MATERIAL SHOWN START

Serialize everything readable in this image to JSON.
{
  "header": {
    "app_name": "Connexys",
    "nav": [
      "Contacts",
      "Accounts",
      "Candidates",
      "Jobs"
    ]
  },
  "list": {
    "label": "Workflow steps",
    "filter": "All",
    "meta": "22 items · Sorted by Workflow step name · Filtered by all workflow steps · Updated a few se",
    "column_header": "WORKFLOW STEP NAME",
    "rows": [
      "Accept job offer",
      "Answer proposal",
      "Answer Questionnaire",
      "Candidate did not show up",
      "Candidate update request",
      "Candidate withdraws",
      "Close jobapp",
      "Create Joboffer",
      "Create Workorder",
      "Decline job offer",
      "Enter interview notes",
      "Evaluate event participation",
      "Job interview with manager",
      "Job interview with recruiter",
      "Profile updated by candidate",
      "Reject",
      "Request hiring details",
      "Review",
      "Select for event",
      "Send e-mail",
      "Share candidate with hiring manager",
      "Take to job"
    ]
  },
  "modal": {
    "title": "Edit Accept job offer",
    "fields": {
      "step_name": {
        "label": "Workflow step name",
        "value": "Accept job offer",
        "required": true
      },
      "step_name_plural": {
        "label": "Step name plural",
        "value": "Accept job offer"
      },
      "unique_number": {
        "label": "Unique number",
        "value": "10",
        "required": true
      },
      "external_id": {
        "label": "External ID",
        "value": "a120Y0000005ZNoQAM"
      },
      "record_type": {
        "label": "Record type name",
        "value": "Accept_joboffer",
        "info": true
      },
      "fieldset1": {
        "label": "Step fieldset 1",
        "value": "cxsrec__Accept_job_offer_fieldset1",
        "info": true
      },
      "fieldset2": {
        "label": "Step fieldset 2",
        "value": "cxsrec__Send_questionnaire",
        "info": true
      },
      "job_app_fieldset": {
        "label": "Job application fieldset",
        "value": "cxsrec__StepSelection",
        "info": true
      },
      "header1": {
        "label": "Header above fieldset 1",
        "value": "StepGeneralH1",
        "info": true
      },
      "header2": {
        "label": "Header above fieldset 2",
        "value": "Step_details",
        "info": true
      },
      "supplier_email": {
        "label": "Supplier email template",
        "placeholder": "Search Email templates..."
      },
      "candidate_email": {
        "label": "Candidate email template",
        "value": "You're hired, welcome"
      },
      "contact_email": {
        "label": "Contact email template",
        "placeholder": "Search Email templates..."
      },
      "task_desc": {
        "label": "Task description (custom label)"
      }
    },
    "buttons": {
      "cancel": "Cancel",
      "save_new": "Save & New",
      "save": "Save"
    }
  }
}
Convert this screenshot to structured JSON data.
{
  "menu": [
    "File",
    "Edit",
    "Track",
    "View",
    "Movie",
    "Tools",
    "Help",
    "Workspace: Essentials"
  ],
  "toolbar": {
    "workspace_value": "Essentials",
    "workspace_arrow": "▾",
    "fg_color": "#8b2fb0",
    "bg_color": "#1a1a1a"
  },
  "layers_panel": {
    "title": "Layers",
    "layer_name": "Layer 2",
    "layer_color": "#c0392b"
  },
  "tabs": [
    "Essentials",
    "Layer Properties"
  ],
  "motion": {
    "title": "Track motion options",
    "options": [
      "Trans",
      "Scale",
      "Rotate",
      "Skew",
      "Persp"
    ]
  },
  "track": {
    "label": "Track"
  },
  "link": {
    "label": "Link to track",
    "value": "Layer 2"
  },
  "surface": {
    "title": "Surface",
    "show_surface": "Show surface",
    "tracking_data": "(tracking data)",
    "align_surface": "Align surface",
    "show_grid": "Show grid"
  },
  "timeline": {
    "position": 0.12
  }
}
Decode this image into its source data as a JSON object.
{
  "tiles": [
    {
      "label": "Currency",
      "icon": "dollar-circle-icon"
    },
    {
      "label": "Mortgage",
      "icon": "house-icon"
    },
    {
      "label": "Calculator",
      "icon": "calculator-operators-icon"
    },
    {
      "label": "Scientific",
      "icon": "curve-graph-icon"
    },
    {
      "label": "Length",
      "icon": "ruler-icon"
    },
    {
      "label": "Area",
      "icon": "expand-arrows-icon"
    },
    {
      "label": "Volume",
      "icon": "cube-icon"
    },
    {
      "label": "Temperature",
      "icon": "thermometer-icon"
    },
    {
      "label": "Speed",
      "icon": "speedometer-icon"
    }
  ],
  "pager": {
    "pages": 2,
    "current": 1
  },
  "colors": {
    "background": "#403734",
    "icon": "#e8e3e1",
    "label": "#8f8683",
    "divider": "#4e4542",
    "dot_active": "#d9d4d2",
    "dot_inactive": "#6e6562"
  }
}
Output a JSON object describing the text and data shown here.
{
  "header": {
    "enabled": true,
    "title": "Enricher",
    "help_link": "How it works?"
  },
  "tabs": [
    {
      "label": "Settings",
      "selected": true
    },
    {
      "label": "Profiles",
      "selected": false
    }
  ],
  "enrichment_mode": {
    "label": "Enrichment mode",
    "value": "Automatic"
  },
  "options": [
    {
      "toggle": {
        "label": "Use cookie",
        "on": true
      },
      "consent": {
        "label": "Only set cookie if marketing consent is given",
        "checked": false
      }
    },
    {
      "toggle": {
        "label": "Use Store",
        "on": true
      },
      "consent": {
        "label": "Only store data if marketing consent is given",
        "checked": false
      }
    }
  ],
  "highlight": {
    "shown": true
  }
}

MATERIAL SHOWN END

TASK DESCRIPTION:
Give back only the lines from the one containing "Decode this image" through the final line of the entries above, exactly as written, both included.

COMPLETED EXERCISE:
Decode this image into its source data as a JSON object.
{
  "tiles": [
    {
      "label": "Currency",
      "icon": "dollar-circle-icon"
    },
    {
      "label": "Mortgage",
      "icon": "house-icon"
    },
    {
      "label": "Calculator",
      "icon": "calculator-operators-icon"
    },
    {
      "label": "Scientific",
      "icon": "curve-graph-icon"
    },
    {
      "label": "Length",
      "icon": "ruler-icon"
    },
    {
      "label": "Area",
      "icon": "expand-arrows-icon"
    },
    {
      "label": "Volume",
      "icon": "cube-icon"
    },
    {
      "label": "Temperature",
      "icon": "thermometer-icon"
    },
    {
      "label": "Speed",
      "icon": "speedometer-icon"
    }
  ],
  "pager": {
    "pages": 2,
    "current": 1
  },
  "colors": {
    "background": "#403734",
    "icon": "#e8e3e1",
    "label": "#8f8683",
    "divider": "#4e4542",
    "dot_active": "#d9d4d2",
    "dot_inactive": "#6e6562"
  }
}
Output a JSON object describing the text and data shown here.
{
  "header": {
    "enabled": true,
    "title": "Enricher",
    "help_link": "How it works?"
  },
  "tabs": [
    {
      "label": "Settings",
      "selected": true
    },
    {
      "label": "Profiles",
      "selected": false
    }
  ],
  "enrichment_mode": {
    "label": "Enrichment mode",
    "value": "Automatic"
  },
  "options": [
    {
      "toggle": {
        "label": "Use cookie",
        "on": true
      },
      "consent": {
        "label": "Only set cookie if marketing consent is given",
        "checked": false
      }
    },
    {
      "toggle": {
        "label": "Use Store",
        "on": true
      },
      "consent": {
        "label": "Only store data if marketing consent is given",
        "checked": false
      }
    }
  ],
  "highlight": {
    "shown": true
  }
}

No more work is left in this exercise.